Nancy Drew and the Clue Crew #1: Small Volcanoes

Image of Nancy Drew and the Clue Crew #1: Small Volcanoes
Release Date: 
October 30, 2012
Reviewed by: 

“Papercutz has added a significant new dimension to the legend of Nancy Drew. She and her new Clue Crew should be around for a long time.”

Her iconic status as a role model for young women has never totally diminished. Through various incarnations Nancy Drew has stayed mostly current with generation after generation. The adaptability of the concept of such an accomplished detective has proved one of her greatest strengths. Today Papercutz expands on the idea of Nancy Drew by introducing a new version of the heroine.

They have created a new series that brings the age of Nancy Drew down to eight years old. This opens up an entire new world of stories, ones filled with more wonder, amazement, and the heightened thrill of being a child in a world filled with surprise after surprise, discovery after discovery.

The traditional template of Nancy Drew is intact. Her friends George, Bess, and Ned are all still on board—although Ned’s role has been redefined from college level boyfriend to a slightly ditzy eight-year-old boy with a crush. And this is a crush Nancy is totally oblivious about.

The new Nancy Drew and the Clue Crew is the perfect series for a mother (or father) who once enjoyed the stories to bring their daughter (or son) into the world of Nancy Drew. No prior knowledge of the characters is needed.

What writers Sarah Kinney and Stefan Petrucha have created is a school-based world where the kids are treated (for the most part) as responsible young adults. The adults themselves are strong role models who recognize the importance of leaving a kid to discover their way in life, but are never far away when there is a problem.

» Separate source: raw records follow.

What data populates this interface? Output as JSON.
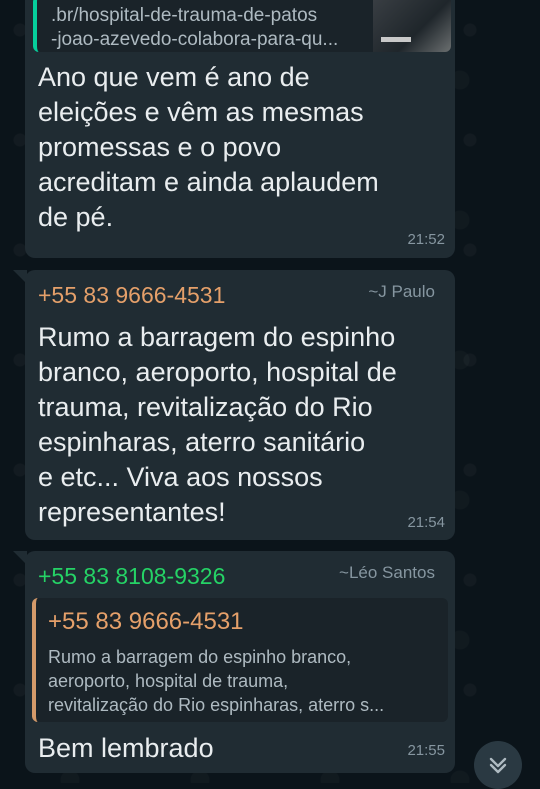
{
  "colors": {
    "wallpaper": "#0b141a",
    "bubble": "#202c33",
    "sender_orange": "#e5a06a",
    "sender_green": "#25d366",
    "timestamp": "#8696a0"
  },
  "messages": [
    {
      "link_url": ".br/hospital-de-trauma-de-patos\n-joao-azevedo-colabora-para-qu...",
      "text": "Ano que vem é ano de\neleições e vêm as mesmas\npromessas e o povo\nacreditam  e ainda aplaudem\nde pé.",
      "time": "21:52"
    },
    {
      "sender": "+55 83 9666-4531",
      "alias": "~J Paulo",
      "text": "Rumo a barragem do espinho\nbranco, aeroporto, hospital de\ntrauma, revitalização do Rio\nespinharas, aterro sanitário\ne etc... Viva aos nossos\nrepresentantes!",
      "time": "21:54"
    },
    {
      "sender": "+55 83 8108-9326",
      "alias": "~Léo Santos",
      "quote_sender": "+55 83 9666-4531",
      "quote_text": "Rumo a barragem do espinho branco,\naeroporto, hospital de trauma,\nrevitalização do Rio espinharas, aterro s...",
      "text": "Bem lembrado",
      "time": "21:55"
    }
  ],
  "scroll_icon": "chevron-double-down-icon"
}
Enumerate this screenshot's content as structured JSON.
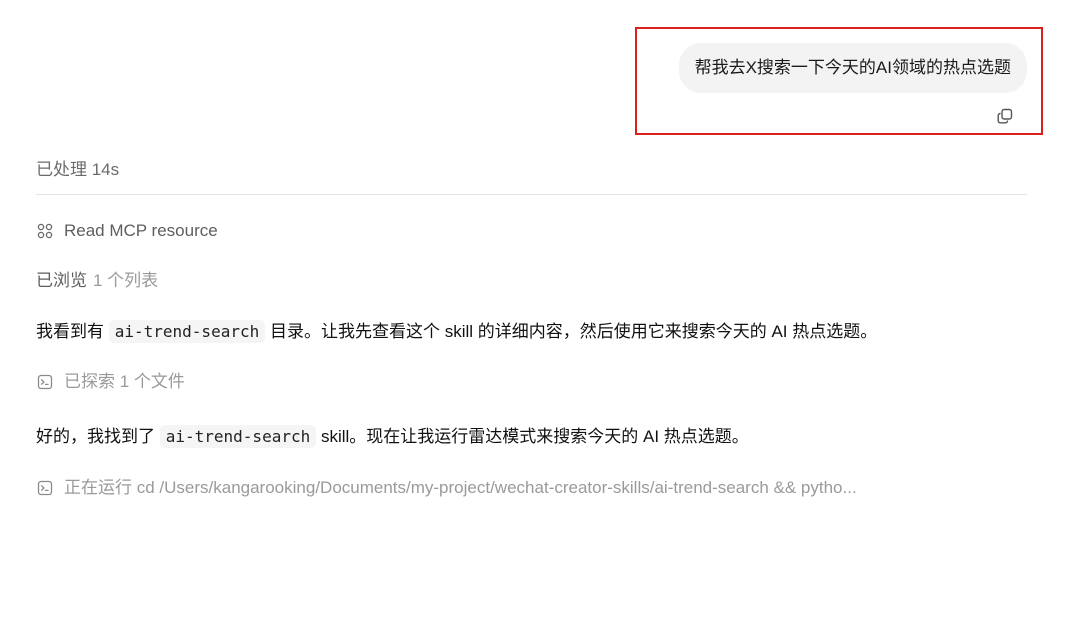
{
  "user_message": {
    "text": "帮我去X搜索一下今天的AI领域的热点选题"
  },
  "process": {
    "status_label": "已处理 14s",
    "mcp_label": "Read MCP resource",
    "browsed_label": "已浏览",
    "browsed_count": "1 个列表"
  },
  "assistant": {
    "msg1_pre": "我看到有",
    "msg1_code": "ai-trend-search",
    "msg1_post": "目录。让我先查看这个 skill 的详细内容，然后使用它来搜索今天的 AI 热点选题。",
    "explored_label": "已探索 1 个文件",
    "msg2_pre": "好的，我找到了",
    "msg2_code": "ai-trend-search",
    "msg2_post": "skill。现在让我运行雷达模式来搜索今天的 AI 热点选题。",
    "running_label": "正在运行 cd /Users/kangarooking/Documents/my-project/wechat-creator-skills/ai-trend-search && pytho..."
  },
  "icons": {
    "copy": "copy-icon",
    "mcp": "mcp-grid-icon",
    "terminal": "terminal-icon"
  },
  "colors": {
    "highlight_outline": "#d9201a",
    "bubble_bg": "#f3f3f3",
    "muted_text": "#9a9a9a"
  }
}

As the kids prepare a science project, Nancy’s instinct for a mystery begins to take shape as the school’s science projects go missing. It is Nancy and her Clue Crew who must come through for the school.

Built inside the plotline are multiple story arcs that cover science, the current media, and the nature of friendship. Ms. Kinney and Mr. Petrucha never allow a stray element to overtake the story. The writers move the story along at a natural pace that never overwhelms the reader.

The graphic novel is illustrated by veteran Stan Goldberg. His career began in 1949 at age 16 when he was a staff colorist for Timely Comics, the company that eventually became Marvel Comics. Along the way he worked on some of the most popular characters of the 1960s including Spider-Man, The Fantastic Four, The X-Men, and The Hulk.

In the 1990s he gained notoriety for drawing the Riverdale characters for the wildly popular Archie Meets the Punisher crossover between Archie and Marvel. He works as an artist for Archie Comics to this day. His experience on the Archie titles grounds the new Nancy Drew series in a very familiar world. At times the slapstick rings of Jughead or Moose, and it is impossible to see such a cleanly drawn school setting, such as the one Mr. Goldberg has created here, without thinking of Riverdale High.

This is not to say his work is not original, it’s more that he keeps the graphic novel firmly rooted in the world of familiar comic illustration while never loosing the joy of the story. The way he works in such an easy and effortless way also provides a very quiet attraction to a new reader. He is showing kids how to read a comic.

The harmonious nature of the story and relationships are part of the overall appeal. The series is designed to bring readers into the world of Nancy Drew and it succeeds on every level. For those who find her for the first time they are taking the first step in a life long relationship with a complex character who has an amazing back story to discover.

Her origins date back to 1930. When writer and syndicate owner Edward Stratemeyer first released The Hardy Boys series in 1927 he quickly became aware that the series, originally thought to be for young men only, had a solid female readership. Not one to miss a buck, he created outlines and suggestions for a new female character that he submitted to his publishers.

Settling on the name Nancy Drew, the series was an immediate hit. As he did with The Hardy Boys, Stratemeyer—using the pen name of Carolyn Keene—continued to create outlines and farm out the writing to more experienced professionals. The girl detective began her career as a 16-year-old girl who lived for mysteries.

The concept has proved to be highly adaptable as Nancy went on to rival any other skilled detective in fiction, while the Nancy Drew titles share a similar development that of the Classics Illustrated titles: Over time both series needed revising and editing according to the mores and standards of a more modern time.

Today Papercutz has added a significant new dimension to the legend of Nancy Drew. She and her new Clue Crew should be around for a long time.